• WORK INSTRUCTION: Your reply should be a single number, the count of lines in the records that contain the string "Seagate".

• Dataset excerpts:
········
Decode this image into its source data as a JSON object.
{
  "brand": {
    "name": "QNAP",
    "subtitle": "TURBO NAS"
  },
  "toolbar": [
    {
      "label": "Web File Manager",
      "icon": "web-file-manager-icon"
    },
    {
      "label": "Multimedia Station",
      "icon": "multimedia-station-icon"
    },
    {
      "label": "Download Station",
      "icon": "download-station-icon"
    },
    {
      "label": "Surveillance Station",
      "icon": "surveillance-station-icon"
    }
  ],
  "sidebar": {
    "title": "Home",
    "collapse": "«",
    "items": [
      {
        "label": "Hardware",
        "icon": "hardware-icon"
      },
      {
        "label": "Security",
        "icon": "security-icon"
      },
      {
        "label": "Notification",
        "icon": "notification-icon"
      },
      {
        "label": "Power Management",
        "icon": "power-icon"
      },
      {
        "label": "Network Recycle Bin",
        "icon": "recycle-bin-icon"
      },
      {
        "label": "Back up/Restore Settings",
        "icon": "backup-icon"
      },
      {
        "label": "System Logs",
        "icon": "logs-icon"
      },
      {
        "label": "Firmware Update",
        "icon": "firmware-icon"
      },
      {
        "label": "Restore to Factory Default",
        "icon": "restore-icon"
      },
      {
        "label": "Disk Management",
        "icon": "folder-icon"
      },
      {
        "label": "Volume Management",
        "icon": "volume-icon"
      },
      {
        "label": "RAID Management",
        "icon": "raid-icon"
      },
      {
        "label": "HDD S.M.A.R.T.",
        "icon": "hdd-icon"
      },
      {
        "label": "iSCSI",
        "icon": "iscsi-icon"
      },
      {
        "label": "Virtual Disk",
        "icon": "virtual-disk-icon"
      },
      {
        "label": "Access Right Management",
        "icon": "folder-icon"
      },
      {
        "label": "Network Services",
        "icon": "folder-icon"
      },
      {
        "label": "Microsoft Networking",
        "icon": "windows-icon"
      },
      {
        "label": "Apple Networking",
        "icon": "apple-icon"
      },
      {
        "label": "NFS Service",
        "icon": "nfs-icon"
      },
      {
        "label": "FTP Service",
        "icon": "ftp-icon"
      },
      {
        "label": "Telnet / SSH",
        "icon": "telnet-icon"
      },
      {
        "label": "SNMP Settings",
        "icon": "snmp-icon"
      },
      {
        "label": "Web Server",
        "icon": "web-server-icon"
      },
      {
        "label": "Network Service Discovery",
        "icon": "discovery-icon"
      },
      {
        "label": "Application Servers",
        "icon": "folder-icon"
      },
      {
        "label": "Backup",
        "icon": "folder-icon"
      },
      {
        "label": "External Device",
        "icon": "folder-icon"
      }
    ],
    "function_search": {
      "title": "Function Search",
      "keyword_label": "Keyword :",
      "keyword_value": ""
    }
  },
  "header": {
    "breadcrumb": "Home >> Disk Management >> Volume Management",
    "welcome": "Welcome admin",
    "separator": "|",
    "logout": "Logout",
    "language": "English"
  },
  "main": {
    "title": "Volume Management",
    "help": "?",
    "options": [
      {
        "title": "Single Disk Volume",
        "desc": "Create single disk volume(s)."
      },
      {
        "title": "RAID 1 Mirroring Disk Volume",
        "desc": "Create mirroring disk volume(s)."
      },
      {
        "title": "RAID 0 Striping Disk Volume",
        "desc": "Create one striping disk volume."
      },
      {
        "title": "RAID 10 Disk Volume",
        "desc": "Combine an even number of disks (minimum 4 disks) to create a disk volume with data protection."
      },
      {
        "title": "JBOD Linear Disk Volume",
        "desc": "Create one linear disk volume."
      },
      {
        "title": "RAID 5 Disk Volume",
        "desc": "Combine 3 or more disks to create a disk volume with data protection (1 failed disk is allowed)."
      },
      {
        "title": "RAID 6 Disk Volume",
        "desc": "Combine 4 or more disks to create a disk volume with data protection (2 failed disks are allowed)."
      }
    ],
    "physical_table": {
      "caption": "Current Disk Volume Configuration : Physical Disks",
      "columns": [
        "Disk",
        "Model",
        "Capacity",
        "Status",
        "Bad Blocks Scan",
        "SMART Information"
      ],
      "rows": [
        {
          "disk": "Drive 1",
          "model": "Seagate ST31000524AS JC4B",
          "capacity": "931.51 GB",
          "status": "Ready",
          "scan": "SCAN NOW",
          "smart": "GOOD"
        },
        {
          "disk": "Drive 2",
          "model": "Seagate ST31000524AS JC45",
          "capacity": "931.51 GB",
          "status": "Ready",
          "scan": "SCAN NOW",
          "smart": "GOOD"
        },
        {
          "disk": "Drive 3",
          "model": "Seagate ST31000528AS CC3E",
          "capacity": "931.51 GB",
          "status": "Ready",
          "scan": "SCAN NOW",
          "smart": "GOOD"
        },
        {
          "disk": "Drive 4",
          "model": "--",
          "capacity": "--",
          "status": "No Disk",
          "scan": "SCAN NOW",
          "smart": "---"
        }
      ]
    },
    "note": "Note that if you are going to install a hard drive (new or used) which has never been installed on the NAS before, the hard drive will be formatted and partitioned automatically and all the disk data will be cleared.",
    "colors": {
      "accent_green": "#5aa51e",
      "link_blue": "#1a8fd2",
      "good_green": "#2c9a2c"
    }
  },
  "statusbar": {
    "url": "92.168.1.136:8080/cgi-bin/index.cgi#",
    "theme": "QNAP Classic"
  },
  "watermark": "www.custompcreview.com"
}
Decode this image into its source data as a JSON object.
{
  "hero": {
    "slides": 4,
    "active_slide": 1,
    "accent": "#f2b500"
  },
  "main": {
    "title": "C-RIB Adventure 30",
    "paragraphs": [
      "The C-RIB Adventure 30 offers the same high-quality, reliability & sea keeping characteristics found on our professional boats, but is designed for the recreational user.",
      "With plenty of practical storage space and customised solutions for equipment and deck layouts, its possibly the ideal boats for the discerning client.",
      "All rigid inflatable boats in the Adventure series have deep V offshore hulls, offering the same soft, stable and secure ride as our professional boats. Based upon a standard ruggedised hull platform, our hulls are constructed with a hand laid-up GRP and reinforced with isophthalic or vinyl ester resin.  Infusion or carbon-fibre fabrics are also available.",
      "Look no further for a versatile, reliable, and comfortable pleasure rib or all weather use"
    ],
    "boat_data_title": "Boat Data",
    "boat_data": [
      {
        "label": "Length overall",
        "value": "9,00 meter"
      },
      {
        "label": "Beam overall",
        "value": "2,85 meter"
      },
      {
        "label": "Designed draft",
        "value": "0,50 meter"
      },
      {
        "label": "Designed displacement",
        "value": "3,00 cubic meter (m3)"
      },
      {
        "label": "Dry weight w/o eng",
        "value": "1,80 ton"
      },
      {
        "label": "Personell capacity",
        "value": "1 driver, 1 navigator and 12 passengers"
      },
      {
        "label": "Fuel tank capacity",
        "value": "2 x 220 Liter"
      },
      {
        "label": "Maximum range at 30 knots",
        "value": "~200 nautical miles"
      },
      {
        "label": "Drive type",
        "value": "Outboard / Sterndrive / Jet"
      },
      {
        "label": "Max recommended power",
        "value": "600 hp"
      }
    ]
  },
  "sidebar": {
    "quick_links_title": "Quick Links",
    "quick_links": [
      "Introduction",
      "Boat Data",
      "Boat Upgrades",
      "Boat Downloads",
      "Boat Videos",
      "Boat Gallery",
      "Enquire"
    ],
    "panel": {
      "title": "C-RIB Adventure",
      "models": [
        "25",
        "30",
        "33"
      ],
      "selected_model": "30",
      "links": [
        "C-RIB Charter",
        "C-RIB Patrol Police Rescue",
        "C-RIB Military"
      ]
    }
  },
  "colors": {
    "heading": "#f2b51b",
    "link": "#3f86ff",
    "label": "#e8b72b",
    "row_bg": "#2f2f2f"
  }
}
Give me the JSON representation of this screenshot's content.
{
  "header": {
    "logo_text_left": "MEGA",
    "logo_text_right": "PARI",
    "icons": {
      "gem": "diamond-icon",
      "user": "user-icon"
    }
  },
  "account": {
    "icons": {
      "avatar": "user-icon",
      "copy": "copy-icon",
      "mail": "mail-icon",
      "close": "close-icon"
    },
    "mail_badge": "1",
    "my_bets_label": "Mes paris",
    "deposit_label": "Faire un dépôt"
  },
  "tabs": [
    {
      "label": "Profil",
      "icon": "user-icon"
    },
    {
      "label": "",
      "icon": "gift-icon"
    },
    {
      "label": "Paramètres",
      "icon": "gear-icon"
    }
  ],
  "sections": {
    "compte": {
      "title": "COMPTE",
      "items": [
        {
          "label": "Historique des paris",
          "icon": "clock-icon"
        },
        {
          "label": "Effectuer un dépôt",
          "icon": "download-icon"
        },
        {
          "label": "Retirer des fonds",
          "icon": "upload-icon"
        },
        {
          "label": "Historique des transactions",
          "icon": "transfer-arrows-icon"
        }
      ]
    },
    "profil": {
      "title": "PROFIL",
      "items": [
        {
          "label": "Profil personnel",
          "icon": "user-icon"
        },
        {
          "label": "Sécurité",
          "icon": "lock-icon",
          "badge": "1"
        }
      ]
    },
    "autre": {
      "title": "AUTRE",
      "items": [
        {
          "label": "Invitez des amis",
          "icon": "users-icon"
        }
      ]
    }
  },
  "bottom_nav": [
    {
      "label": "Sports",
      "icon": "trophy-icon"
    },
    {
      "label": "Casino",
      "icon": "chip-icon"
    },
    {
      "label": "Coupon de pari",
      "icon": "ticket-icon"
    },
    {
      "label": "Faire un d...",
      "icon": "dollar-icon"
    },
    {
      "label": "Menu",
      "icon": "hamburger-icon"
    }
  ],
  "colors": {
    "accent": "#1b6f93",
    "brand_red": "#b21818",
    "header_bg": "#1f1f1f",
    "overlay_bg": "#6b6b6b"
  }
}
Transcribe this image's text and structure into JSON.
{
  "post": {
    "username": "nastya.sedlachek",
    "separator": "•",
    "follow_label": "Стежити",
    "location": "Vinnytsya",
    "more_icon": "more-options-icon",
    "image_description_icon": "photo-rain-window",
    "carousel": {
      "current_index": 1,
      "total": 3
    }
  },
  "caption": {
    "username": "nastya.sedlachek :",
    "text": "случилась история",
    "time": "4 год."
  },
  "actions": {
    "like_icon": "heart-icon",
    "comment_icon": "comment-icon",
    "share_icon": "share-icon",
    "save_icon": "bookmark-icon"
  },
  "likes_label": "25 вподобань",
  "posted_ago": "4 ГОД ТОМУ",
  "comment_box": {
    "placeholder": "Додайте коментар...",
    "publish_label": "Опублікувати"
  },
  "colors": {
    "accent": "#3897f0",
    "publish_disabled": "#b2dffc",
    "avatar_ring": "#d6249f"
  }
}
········
• SOLUTION TO THE EXERCISE: 3